Let us suppose the NICE plan in Britain is adopted. And an 80-year-woman, living alone, with excruciating persistent back pain, is visited by a physician-counselor. What is he likely to advise? What conclusion would Grandma be led to by a doctor who sweetly explains what treatment she may still receive, what is being cut off, and what her other options might be?

What other options are there?

Examples of how to "die with dignity" are at hand.

Three weeks ago, Sir Edward Downes, the world-renowned British orchestra leader, who was going blind and deaf, and his wife of 54 years, who had terminal cancer, ended their lives at a Zurich clinic run by the assisted suicide group Dignitas. They drank a small amount of liquid and died hand in hand, their adult children by their side.

This is the way of de-Christianized Europe. For years, doctors have assisted the terminally ill in ending their lives. Indeed, it has been reported that indigent, sick and elderly patients who could not make the decision for themselves had it made for them.

In America, we have a Death with Dignity Act in Oregon and such suicide counselors as the Hemlock Society, which itself took the cup in 2003. Now we have Compassion & Choices, which counsels the elderly sick on a swift and painless end. Before he took to ending the lives of patients who were not terminal, but sick and depressed, Dr. Kevorkian had his admirers. Not infrequently, one reads of nursing homes where the infirm and elderly have been put to death.

Beneath this controversy lie conflicting concepts about life.

To traditional Christians, God is the author of life and innocent life, be it of the unborn or terminally ill, may not be taken. Heroic means to keep the dying alive are not necessary, but to advance a natural death by assisting a suicide or euthanasia is a violation of God's commandment, Thou shalt not kill.

To secularists and atheists who believe life begins and ends here, however, the woman alone decides whether her unborn child lives, and the terminally ill and elderly, and those closest to them, have the final say as to when their lives shall end. As it would be cruel to let one's cat or dog spend its last months or weeks in terrible pain, they argue, why would one allow one's parents to endure such agony?

In the early 20th century, with the influence of Social Darwinism, the utilitarian concept that not all life is worth living or preserving prevailed. In Virginia and other states, sterilization laws were upheld by the Chief Justice Oliver Wendell Holmes, who said famously, "Three generations of imbeciles are enough."

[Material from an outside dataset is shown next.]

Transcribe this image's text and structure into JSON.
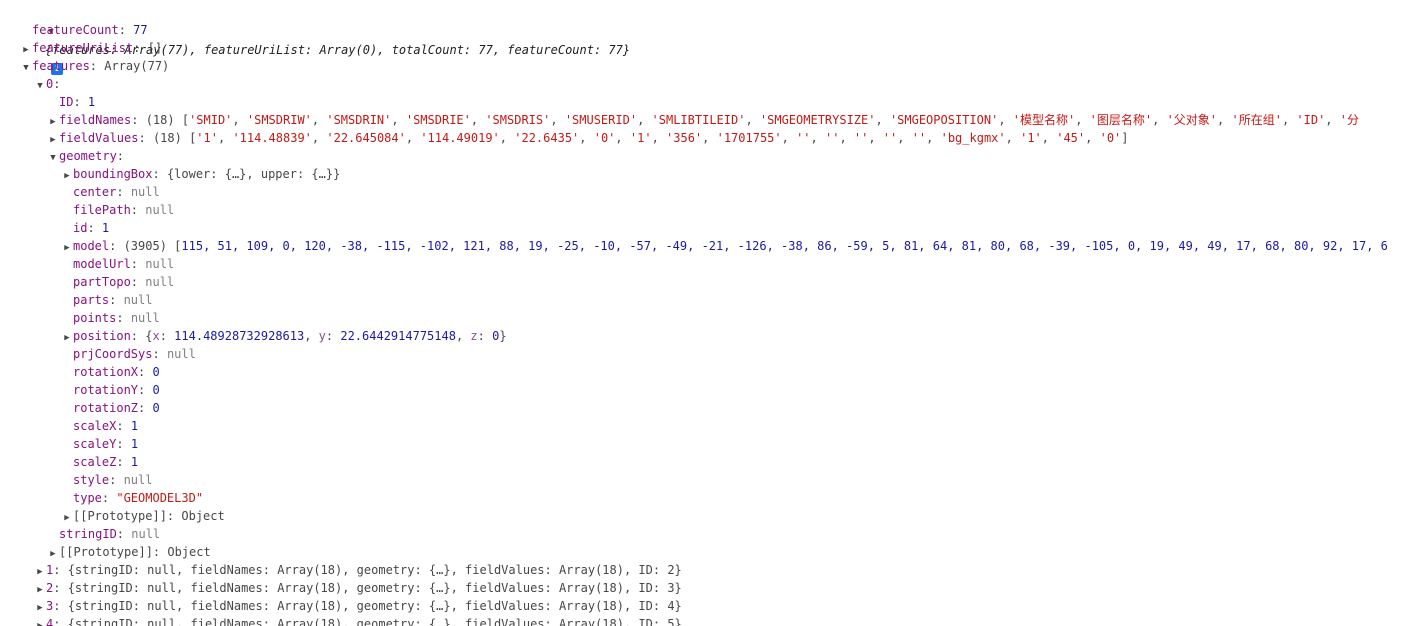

In Weimar Germany, two professors published "The Permission to Destroy Life Unworthy of Life," which advocated assisted suicide for the terminally ill and "empty shells of human beings." Hitler's Third Reich, marrying Social Darwinism to Aryan racial supremacy, carried the concepts to their logical if horrible conclusion.

Revulsion to Nazism led to revival of the Christian ideal of the sanctity of all human life and the moral obligation of all to defend it. But the utilitarian idea—of the quality of life trumping the faith-based idea of the sanctity of life—has made a strong comeback.

And the logic remains inexorable. If government intends to "bend the curve" of rising health care costs, and half of those costs are incurred in the last six months of life, and physician-counselors will be sent to the seriously ill to advise them of what costs will no longer be covered, and what their options are—what do you think is going to be Option A?


- Patrick J. Buchanan needs no introduction to VDARE.COM readers; his book State of Emergency: The Third World Invasion and Conquest of America, can be ordered from His latest book is Churchill, Hitler, and "The Unnecessary War": How Britain Lost Its Empire and the West Lost the World, reviewed here by Paul Craig Roberts.